This is a popular objection to Christianity, and one that I myself have encountered numerous times during my conversations with non-believers. I’m sure the other authors have as well. And if you have, the challenge often becomes this: how do we deal with it? And if you haven’t heard this objection before, you may be a bit intimidated by charts that often flow through social media, such as this one:
It’s tempting to do as I once did, and attempt to go through and refute or explain every single supposed contradiction. I’m not going to do that in this post. While some are challenging to think through, many of the supposed contradictions are quite easily resolved. But there’s a more effective, and a more consistent, way to approach this problem than telling the one objecting that his or her first premise is based on errant information. It is this: the Bible does not have to be free of contradictions in order for Christianity to be true.
This is not the same as saying the Bible is outside of our Christianity, or that we don’t need it in any way. It doesn’t even mean that the Bible is full of contradictions as the charge claims. It simply means that even if we grant the objector that his or her claim is true, it does not then follow that Christianity is necessarily false. That’s bad logic.

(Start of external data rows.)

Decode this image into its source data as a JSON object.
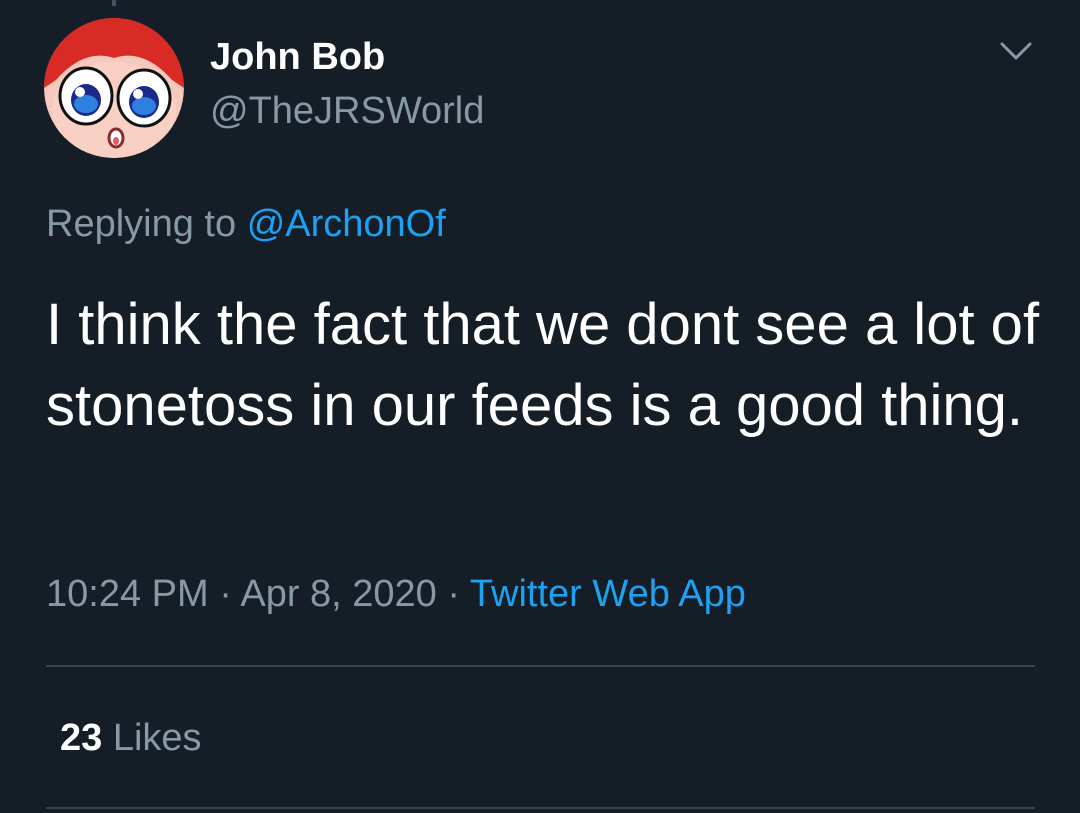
{
  "tweet": {
    "author": {
      "display_name": "John Bob",
      "handle": "@TheJRSWorld",
      "avatar_icon": "cartoon-avatar-icon"
    },
    "menu_icon": "chevron-down-icon",
    "reply": {
      "prefix": "Replying to",
      "mention": "@ArchonOf"
    },
    "text": "I think the fact that we dont see a lot of stonetoss in our feeds is a good thing.",
    "meta": {
      "time": "10:24 PM",
      "date": "Apr 8, 2020",
      "separator": "·",
      "source": "Twitter Web App"
    },
    "stats": {
      "likes_count": "23",
      "likes_label": "Likes"
    }
  },
  "colors": {
    "background": "#151d26",
    "primary_text": "#ffffff",
    "secondary_text": "#8899a6",
    "accent": "#1da1f2",
    "divider": "#38444d"
  }
}
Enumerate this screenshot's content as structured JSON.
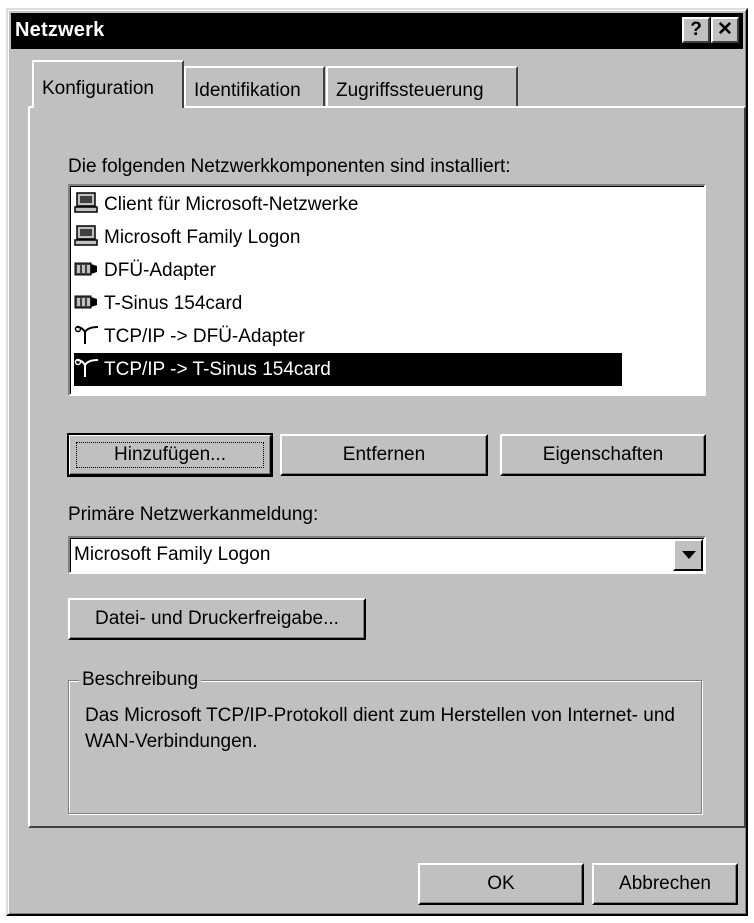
{
  "window": {
    "title": "Netzwerk",
    "help_glyph": "?",
    "close_glyph": "✕"
  },
  "tabs": [
    {
      "label": "Konfiguration",
      "active": true
    },
    {
      "label": "Identifikation",
      "active": false
    },
    {
      "label": "Zugriffssteuerung",
      "active": false
    }
  ],
  "components": {
    "label": "Die folgenden Netzwerkkomponenten sind installiert:",
    "items": [
      {
        "label": "Client für Microsoft-Netzwerke",
        "icon": "client-icon",
        "selected": false
      },
      {
        "label": "Microsoft Family Logon",
        "icon": "client-icon",
        "selected": false
      },
      {
        "label": "DFÜ-Adapter",
        "icon": "network-adapter-icon",
        "selected": false
      },
      {
        "label": "T-Sinus 154card",
        "icon": "network-adapter-icon",
        "selected": false
      },
      {
        "label": "TCP/IP -> DFÜ-Adapter",
        "icon": "protocol-icon",
        "selected": false
      },
      {
        "label": "TCP/IP -> T-Sinus 154card",
        "icon": "protocol-icon",
        "selected": true
      }
    ]
  },
  "buttons": {
    "add": "Hinzufügen...",
    "remove": "Entfernen",
    "properties": "Eigenschaften",
    "file_print_sharing": "Datei- und Druckerfreigabe...",
    "ok": "OK",
    "cancel": "Abbrechen"
  },
  "primary_logon": {
    "label": "Primäre Netzwerkanmeldung:",
    "value": "Microsoft Family Logon"
  },
  "description": {
    "legend": "Beschreibung",
    "text": "Das Microsoft TCP/IP-Protokoll dient zum Herstellen von Internet- und WAN-Verbindungen."
  }
}
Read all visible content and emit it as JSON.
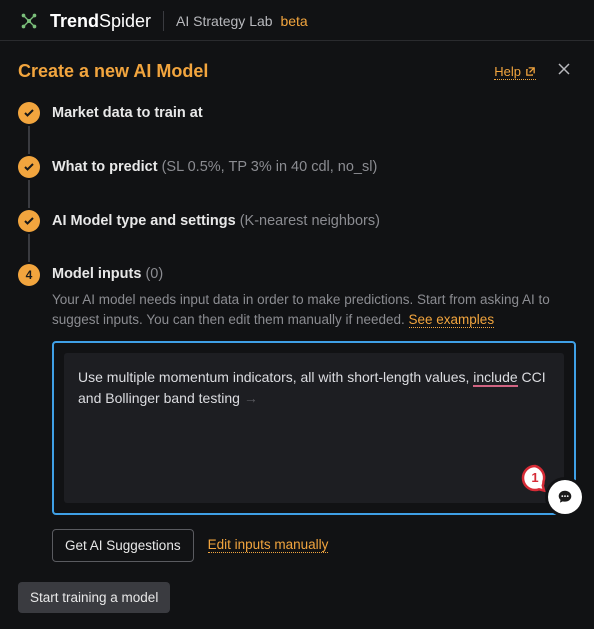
{
  "brand": {
    "part1": "Trend",
    "part2": "Spider",
    "lab": "AI Strategy Lab",
    "beta": "beta"
  },
  "panel": {
    "title": "Create a new AI Model",
    "help_label": "Help",
    "close_aria": "Close"
  },
  "steps": [
    {
      "title": "Market data to train at",
      "detail": "",
      "done": true
    },
    {
      "title": "What to predict",
      "detail": "(SL 0.5%, TP 3% in 40 cdl, no_sl)",
      "done": true
    },
    {
      "title": "AI Model type and settings",
      "detail": "(K-nearest neighbors)",
      "done": true
    }
  ],
  "active_step": {
    "number": "4",
    "title": "Model inputs",
    "count": "(0)",
    "help_text": "Your AI model needs input data in order to make predictions. Start from asking AI to suggest inputs. You can then edit them manually if needed.",
    "see_examples": "See examples",
    "input_pre": "Use multiple momentum indicators, all with short-length values, ",
    "input_underlined": "include",
    "input_post": " CCI and Bollinger band testing",
    "bubble_count": "1"
  },
  "actions": {
    "get_suggestions": "Get AI Suggestions",
    "edit_manually": "Edit inputs manually",
    "start_training": "Start training a model"
  }
}
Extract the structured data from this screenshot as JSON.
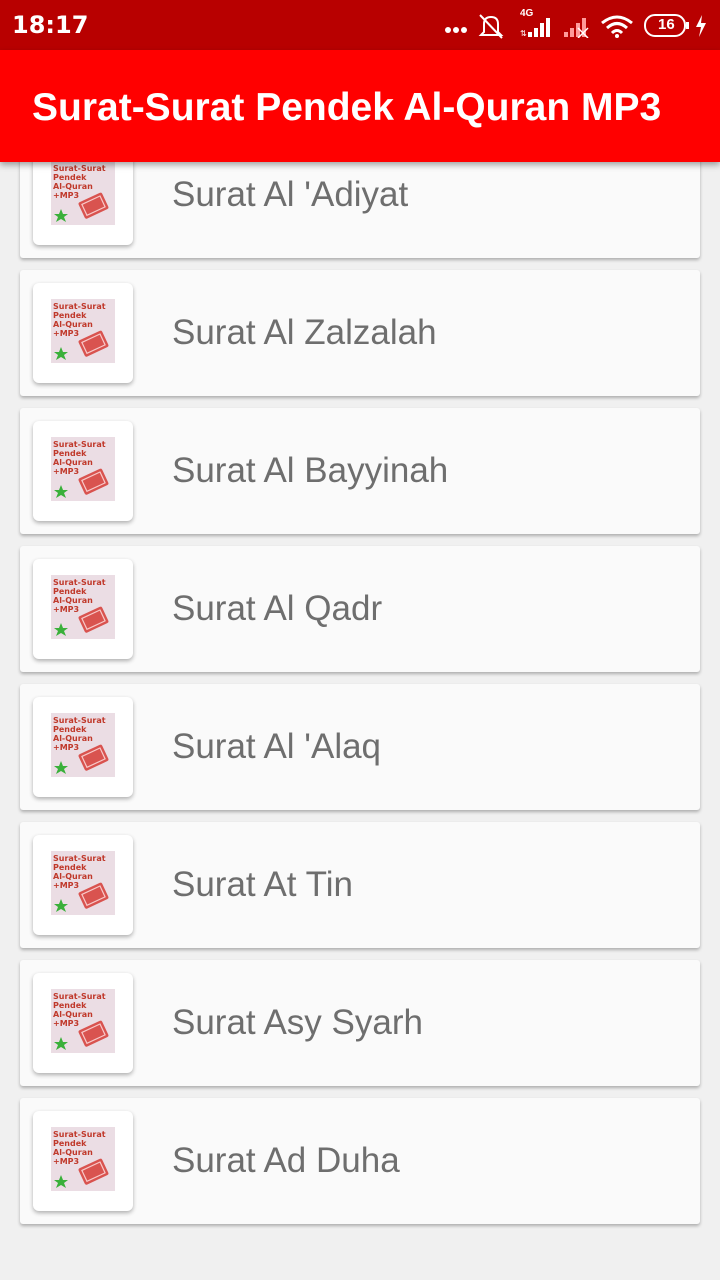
{
  "status_bar": {
    "time": "18:17",
    "network": "4G",
    "battery": "16",
    "icons": [
      "dots-icon",
      "mute-bell-icon",
      "signal-icon",
      "signal-empty-icon",
      "wifi-icon",
      "battery-icon",
      "charging-icon"
    ]
  },
  "app_bar": {
    "title": "Surat-Surat Pendek Al-Quran MP3",
    "color": "#ff0000"
  },
  "thumbnail": {
    "text": "Surat-Surat Pendek Al-Quran +MP3"
  },
  "list": {
    "items": [
      {
        "label": "Surat Al 'Adiyat"
      },
      {
        "label": "Surat Al Zalzalah"
      },
      {
        "label": "Surat Al Bayyinah"
      },
      {
        "label": "Surat Al Qadr"
      },
      {
        "label": "Surat Al 'Alaq"
      },
      {
        "label": "Surat At Tin"
      },
      {
        "label": "Surat Asy Syarh"
      },
      {
        "label": "Surat Ad Duha"
      }
    ]
  }
}
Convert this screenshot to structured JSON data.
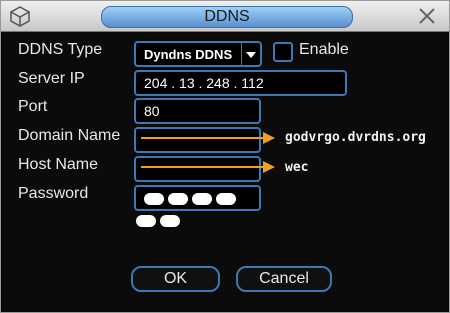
{
  "window": {
    "title": "DDNS",
    "logo_icon": "camera-cube-icon",
    "close_icon": "close-icon"
  },
  "form": {
    "ddns_type": {
      "label": "DDNS Type",
      "value": "Dyndns DDNS"
    },
    "enable": {
      "label": "Enable",
      "checked": false
    },
    "server_ip": {
      "label": "Server IP",
      "value": "204 . 13 . 248 . 112"
    },
    "port": {
      "label": "Port",
      "value": "80"
    },
    "domain_name": {
      "label": "Domain Name",
      "value": "",
      "annotation": "godvrgo.dvrdns.org"
    },
    "host_name": {
      "label": "Host Name",
      "value": "",
      "annotation": "wec"
    },
    "password": {
      "label": "Password",
      "value": "••••••"
    }
  },
  "buttons": {
    "ok": "OK",
    "cancel": "Cancel"
  },
  "colors": {
    "field_border": "#3c78b4",
    "arrow": "#f0a020",
    "background": "#0b0b0b"
  }
}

Allow me to explain my claim a bit. The understanding of the skeptic is that Jesus’s claim to be the son of Jehovah, and our faith in that fact, is based solely on scripture. Discredit scripture, they think, and the entire system is then discredited. But the crux of our faith is based not on scripture, but on Jesus himself. This is a very important distinction, because there are numerous kinds of proofs we could point to in order to show the historicity of our ultimate proof of the claim that Jesus is God, the resurrection. For proof of the resurrection, we could point to the historicity of Jesus himself, how the body was never found, that other prophecies of Jesus came true, and that multiple eyewitness accounts record the resurrection for us.
“But wait, there you go pointing to the Bible again!”
Yes, I am pointing at the Bible – but necessarily an inerrant Bible. Even if you take away the claimed inspiration of the gospels, they still remain eyewitness accounts. Now let’s say you have four eyewitnesses of a murder. All four of the witnesses describe the same man killing the victim by slitting his throat. However, there are some discrepancies in their testimony – one describes the killer as six and a half feet tall, the other 6’4″. One says he was wearing black, another thinks it was dark blue. You would not think any of these witnesses were inspired by God, but would you doubt the crux of the matter, the important details that they agree on, because of the ones they don’t?
Moving beyond discussion of eyewitness testimony, there is an even more important fact: that the murder took place, whether those four men were there to see it or not. You see, even if the eyewitness testimony is discredited, the murder happened. It is an objective fact. If Christ did indeed rise from the dead, then He did so regardless of whether it was recorded accurately or not. Discrediting one source of proof may make it more difficult to prove that it did indeed happen, but it does not then follow that Christianity is false because of this – it simply means there is less evidence to support its being true. The burden of proof is still on the one making the claim that Christianity is false to prove why that is so.